The main problem that Sissy Spacek as Ruth faces is that her character always stays in the background for most of the time. Even in the part of the movie that deals with the parent’s grief, it’s Tom Wilknson’s Matt whom we follow and who gets to show a real character arc. Sissy Spacek never gets such chances to shine but she still makes sure to use every on-screen moment wisely.

Her quiet, chain-smoking grieving mother is surely a hunting and unforgettable image. But it’s the question if it’s really Sissy’s acting or the image of a grieving mother that leaves such a devastating impression. The image of Ruth, watching TV, apparently dropping out of the world, may be very powerful but it doesn’t demand much acting.

But Sissy successfully shows how Ruth more and more retreats into her own world because of her grief. She is not able to communicate with her husband about that – every time she talks to him, there seems to be a kind of accusation in her tone. She is angry that he is going out, talking to friends. Ruth is trapped in her grief and silently demands the same from him. She has no outlet for her feelings. Everything is inside her, her hate, her anger, her frustration, her deep sorrow. She has no one to talk to about this, instead, her anger simply grows inside of her while she keeps watching TV and smoking cigarettes.

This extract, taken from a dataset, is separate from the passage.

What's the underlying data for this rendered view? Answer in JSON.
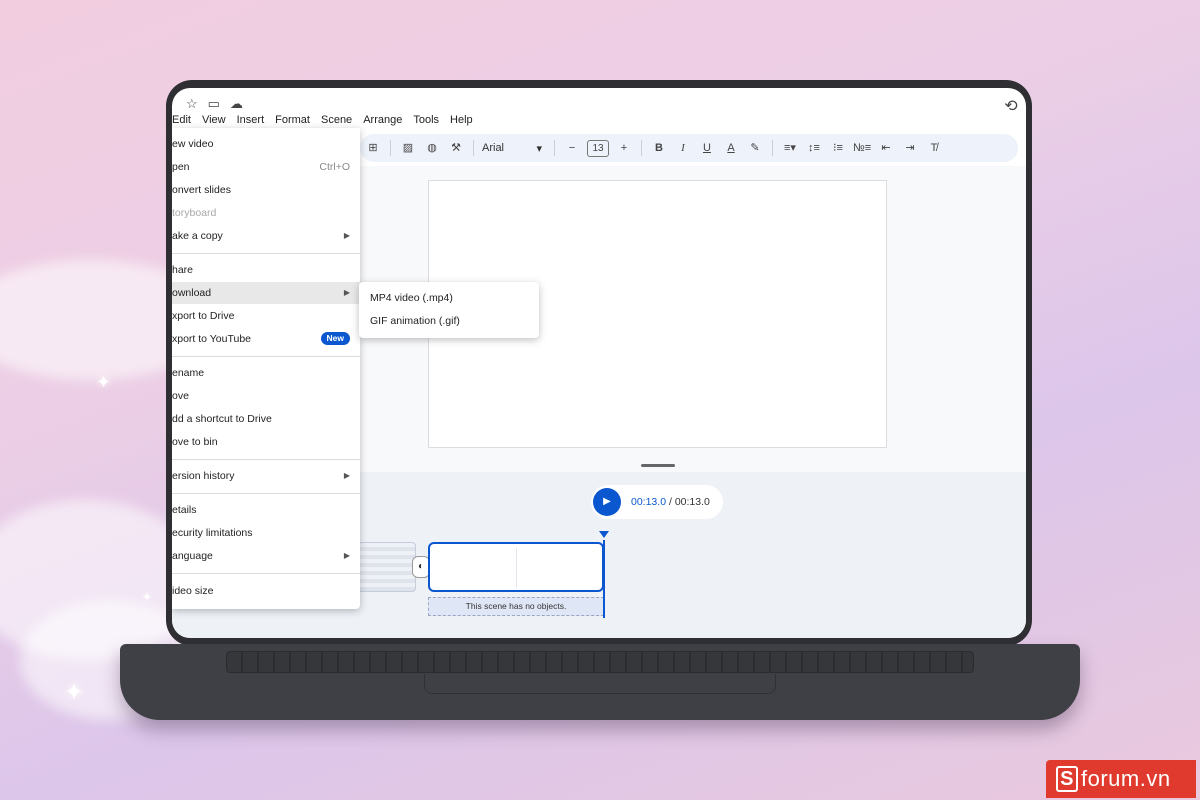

Ruth is a woman who needs to blame someone for what happened. When she and Matt talk to a lawyer after a first trail against Natalie’s husband, we can see how she would like to put the blame on Natalie. When she gets angry that Richard might not go to prison, she shouts “He killed our son. That was no accident!”. She says these words not really loud, rather perplexed and helpless because the thought of the murder being an accident is so absurd that she doesn’t want to say it. The idea that Richard might walk around freely is just horrible to her – Sissy Spacek wonderfully shows that Ruth seems to feel more and more trapped because she has no way to control this situation in any way.

She also shows that the grief she has is always there. When they are visiting friends in their cottage it’s always obvious that her smile is just a façade.

But it’s not only the grief about the death of her son that is keeping Ruth so silent and tormented. She tells a priest that she is also feeling incredibly angry and we see how much sadness and frustration is really inside of her and that she doesn’t know how to handle it. When the priest tells her about the dead child of another woman and says that the child drowned, she simple answers “Oh”. She doesn’t say anything more but Sissy Spacek shows that for Ruth, this cannot be compared to the murder of her son because that was a death that could have been avoided if the others had just listened to her concerns right from the beginning.

But it also the fact that the killer of her son is still free. When she actually meets him in a supermarket, it becomes clear that she can’t return to a normal life as long as he is around.

All of the feelings inside of Ruth finally come out in a big fight with Matt. Ruth says everything that is torturing her and she openly blames Matt for her son’s death because he encouraged the relationship while Ruth was alwas the one who wanted it to end. She even accuses Matt of having wanted Natalie himself and that Frank only died because Matt liked the idea of having her around. We now see that the anger against her husband is troubling Ruth just as much as the mourning of her son. Sissy Spacek is not afraid to show Ruth’s unlikable side in this fight. It’s clear that Matt is the more sensible person, the movie openly takes his side but Sissy Spacek shows that grief is not a logical thing. In her sorrow, Ruth needs someone to blame, she needs an explanation why it happened.

Sissy Spacek surely gives a fascinating, subtle and honest performance despite the fact that her character is very underwritten and she more than once vanishes behind Tom Wilkinson’s more demanding performance as a grieving father and troubled husband.

Still, Ruth is a haunting and unforgettable portrayal that gets

1 comment:

joe burns said...

I agree. Really strong performance.